[′yel·ō ¦grēn ′al·jē]
(botany)
The common name for members of the class Xanthophyceae.
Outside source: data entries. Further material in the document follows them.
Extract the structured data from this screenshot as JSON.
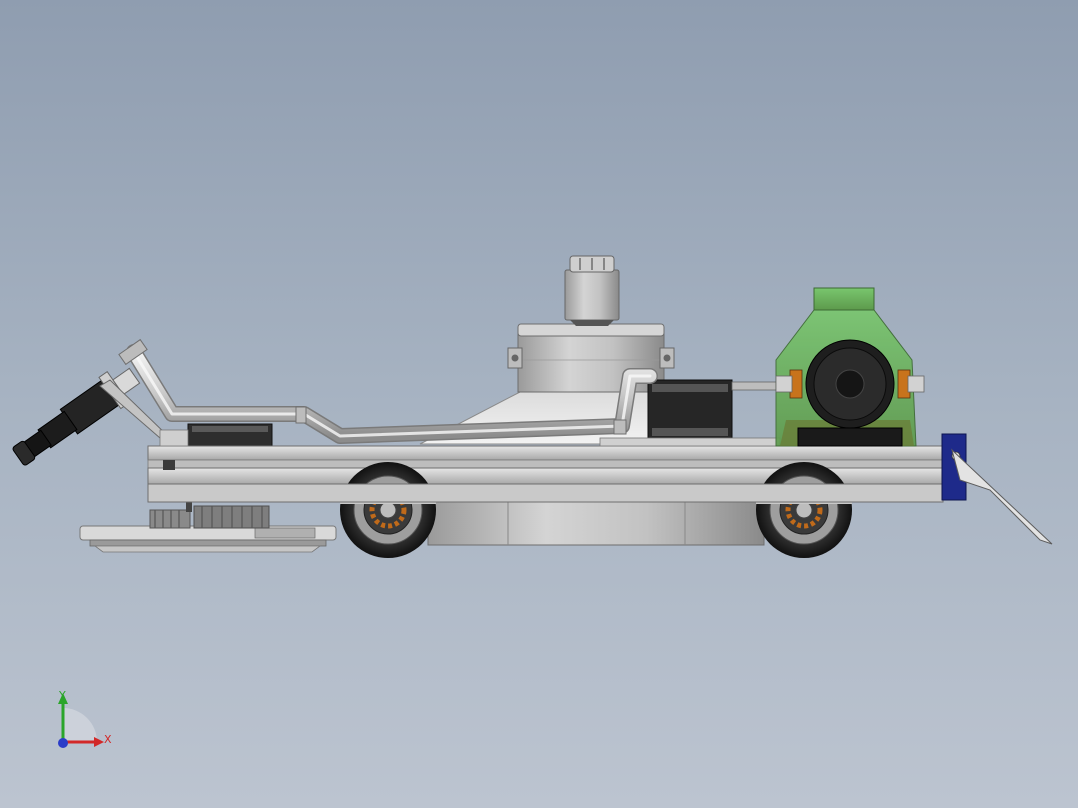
{
  "viewport": {
    "background_top": "#8f9db0",
    "background_bottom": "#bcc4d0"
  },
  "model": {
    "components": [
      "suction-nozzle",
      "vacuum-pipe",
      "main-blower-housing",
      "top-motor",
      "stepper-motor-left",
      "stepper-motor-right",
      "pump-motor",
      "green-tank",
      "chassis-frame",
      "front-wheel",
      "rear-wheel",
      "cleaning-brush-disc",
      "gear-train",
      "rear-squeegee-blade",
      "blue-mount-bracket"
    ]
  },
  "triad": {
    "y_label": "Y",
    "x_label": "X",
    "y_color": "#2aa52a",
    "x_color": "#d22828",
    "z_color": "#2a3cc8"
  }
}
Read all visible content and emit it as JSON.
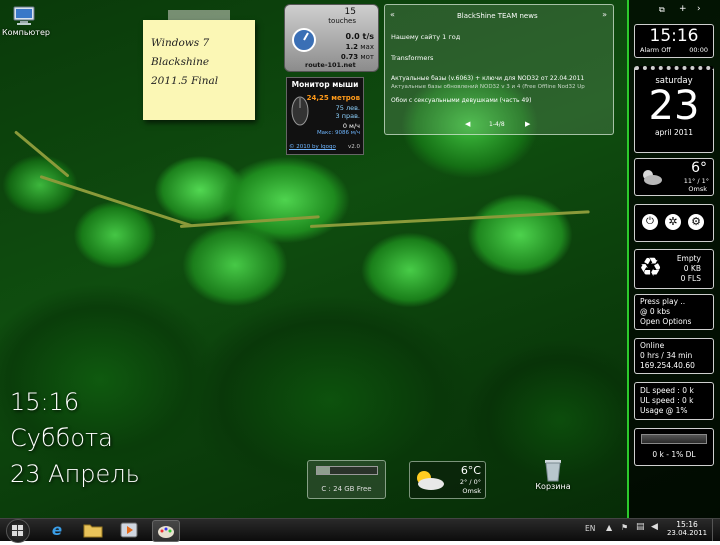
{
  "desktop": {
    "computer_label": "Компьютер",
    "recycle_label": "Корзина"
  },
  "sticky": {
    "lines": [
      "Windows 7",
      "Blackshine",
      "2011.5 Final"
    ]
  },
  "touches": {
    "count": "15",
    "label": "touches",
    "rate": "0.0 t/s",
    "max": "1.2",
    "max_unit": "мах",
    "mov": "0.73",
    "mov_unit": "мот",
    "site": "route-101.net"
  },
  "mouse_monitor": {
    "title": "Монитор мыши",
    "distance": "24,25 метров",
    "left_clicks": "75 лев.",
    "right_clicks": "3 прав.",
    "speed": "0 м/ч",
    "max_speed": "Макс: 9086 м/ч",
    "copyright": "© 2010 by Iqoqo",
    "version": "v2.0"
  },
  "news": {
    "title": "BlackShine TEAM news",
    "items": [
      "Нашему сайту 1 год",
      "Transformers",
      "Актуальные базы (v.6063) + ключи для NOD32 от 22.04.2011",
      "Актуальные базы обновлений NOD32 v 3 и 4 (Free Offline Nod32 Up",
      "Обои с сексуальными девушками (часть 49)"
    ],
    "page": "1-4/8",
    "prev_label": "◀",
    "next_label": "▶",
    "left_arrow": "«",
    "right_arrow": "»"
  },
  "sidebar": {
    "clock_time": "15:16",
    "clock_alarm": "Alarm Off",
    "clock_alarm_time": "00:00",
    "weekday": "saturday",
    "day": "23",
    "month_year": "april 2011",
    "weather_temp": "6°",
    "weather_range": "11° / 1°",
    "weather_city": "Omsk",
    "recycle_status": "Empty",
    "recycle_kb": "0 KB",
    "recycle_fls": "0 FLS",
    "player_line1": "Press play ..",
    "player_line2": "@ 0 kbs",
    "player_line3": "Open Options",
    "net_status": "Online",
    "net_time": "0 hrs / 34 min",
    "net_ip": "169.254.40.60",
    "dl_speed": "DL speed : 0 k",
    "ul_speed": "UL speed : 0 k",
    "usage": "Usage @ 1%",
    "bottom_status": "0 k - 1% DL"
  },
  "big_clock": {
    "time": "15:16",
    "day": "Суббота",
    "date": "23 Апрель"
  },
  "drive": {
    "label": "C : 24 GB Free",
    "usage_fraction": 0.22
  },
  "weather_gadget": {
    "temp": "6°C",
    "range": "2° / 0°",
    "city": "Omsk"
  },
  "taskbar": {
    "lang": "EN",
    "time": "15:16",
    "date": "23.04.2011"
  }
}
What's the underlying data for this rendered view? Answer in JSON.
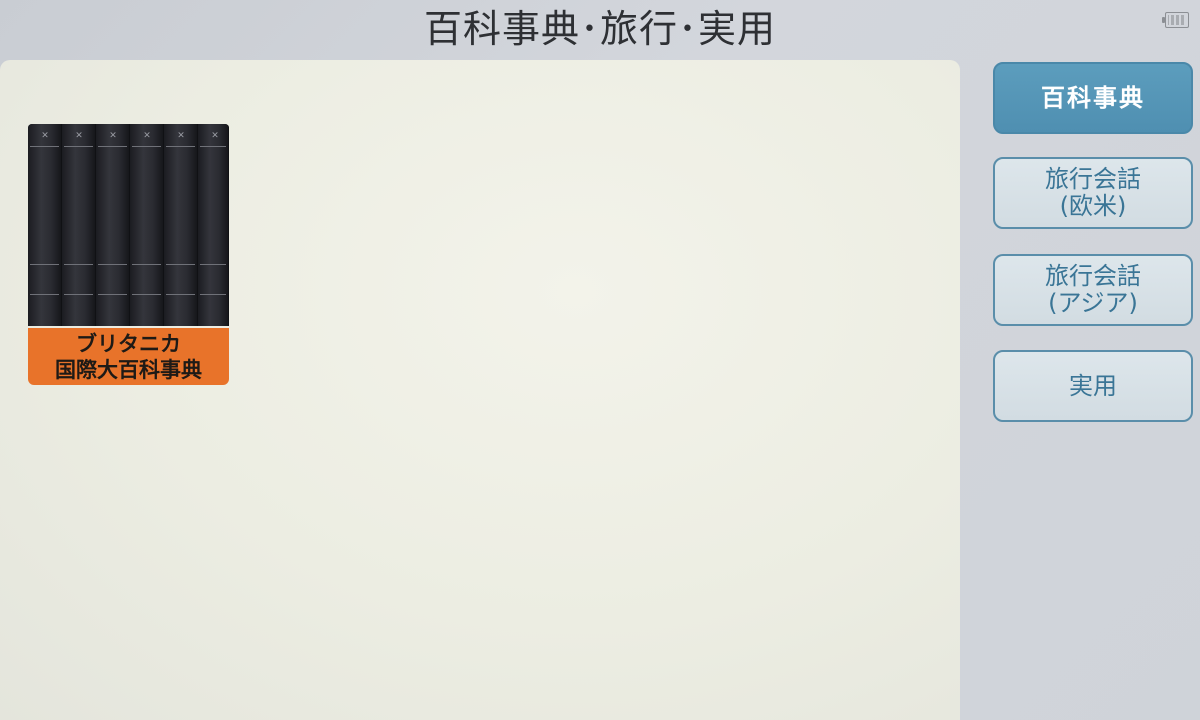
{
  "header": {
    "title": "百科事典･旅行･実用"
  },
  "status": {
    "battery_icon": "battery-icon"
  },
  "content": {
    "books": [
      {
        "label_line1": "ブリタニカ",
        "label_line2": "国際大百科事典",
        "label_color": "#e8732a",
        "icon": "book-set-image"
      }
    ]
  },
  "sidebar": {
    "buttons": [
      {
        "line1": "百科事典",
        "line2": "",
        "active": true
      },
      {
        "line1": "旅行会話",
        "line2": "(欧米)",
        "active": false
      },
      {
        "line1": "旅行会話",
        "line2": "(アジア)",
        "active": false
      },
      {
        "line1": "実用",
        "line2": "",
        "active": false
      }
    ]
  },
  "colors": {
    "active_button": "#5c9dbd",
    "button_border": "#5a8eaa",
    "button_text": "#3a7596",
    "panel_background": "#ecede2"
  }
}
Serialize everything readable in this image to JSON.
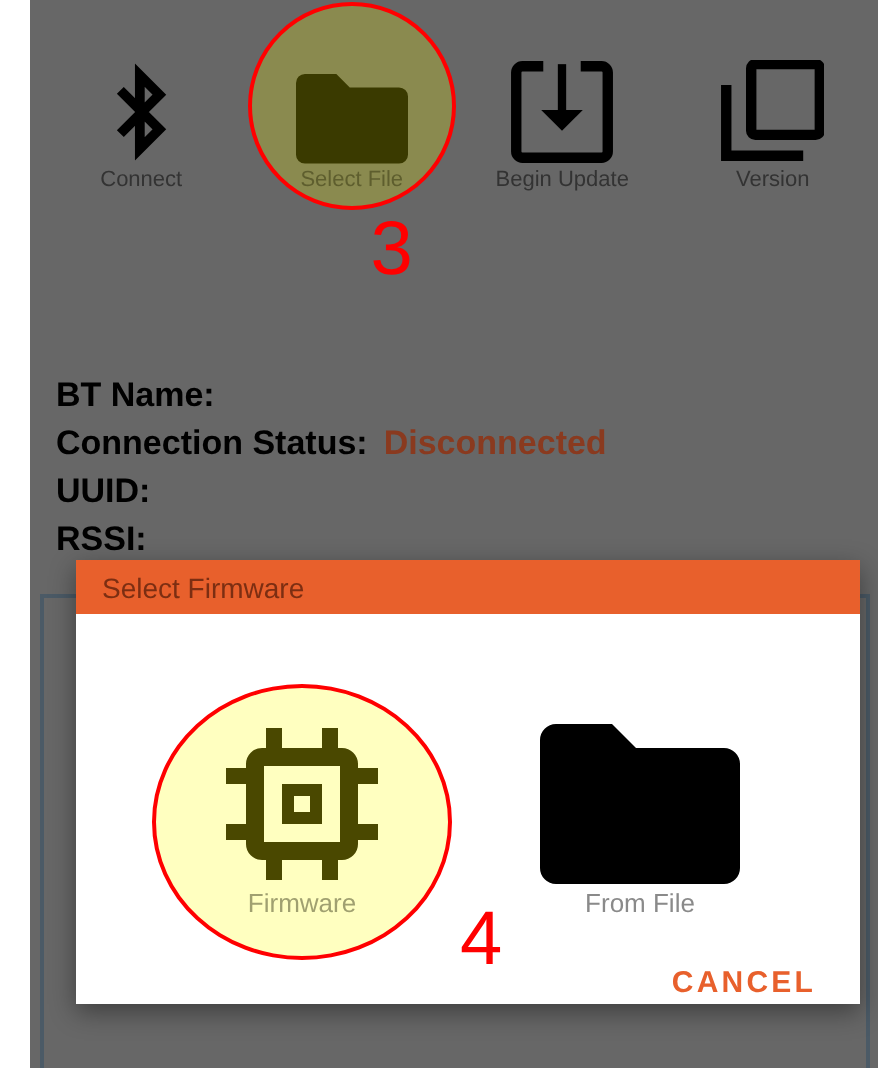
{
  "toolbar": [
    {
      "label": "Connect",
      "kind": "bluetooth",
      "highlighted": false
    },
    {
      "label": "Select File",
      "kind": "folder",
      "highlighted": true,
      "callout": "3"
    },
    {
      "label": "Begin Update",
      "kind": "download",
      "highlighted": false
    },
    {
      "label": "Version",
      "kind": "copy",
      "highlighted": false
    }
  ],
  "info": [
    {
      "label": "BT Name:"
    },
    {
      "label": "Connection Status:",
      "value": "Disconnected"
    },
    {
      "label": "UUID:"
    },
    {
      "label": "RSSI:"
    }
  ],
  "dialog": {
    "title": "Select Firmware",
    "options": [
      {
        "label": "Firmware",
        "kind": "chip",
        "highlighted": true,
        "callout": "4"
      },
      {
        "label": "From File",
        "kind": "folder",
        "highlighted": false
      }
    ],
    "button": "CANCEL"
  }
}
Yellow-green Algae

 

(Xanthophyta, also Heterocontae), a division (phylum) of plants. They are unicellular, colonial, or multicellular organisms, free-swimming or sessile, with yello wish-green chromatophores containing, besides chlorophyll, a large quantity of yellow pigments— xanthophyll and β-carotene. They are found chiefly in fresh water and sometimes in soil and sea water. The majority of yellow-green algae are autotrophic organisms that synthesize oils, volutin, and other substances; some of the yellow-green algae are heterotrophic organisms, and a few are holozoic. Some unicellular yellow-green algae are motile and have pulsating vacuoles and eyelets and usually two flagella of different length and structure (hence the second name— Heterocontae). The cells of the yellow-green algae are mononuclear, more rarely polynuclear, and are often surrounded by a hard sheath of two halves containing principally pectin. Yellow-green algae reproduce by binary fission, zoospores, and nonmotile spores. The sexual process, isogamy, is known in only two genera. Spores and cysts are the resting forms. In the USSR, 82 genera (344 species) of freshwater yellow-green algae are known.

IU. E. PETROV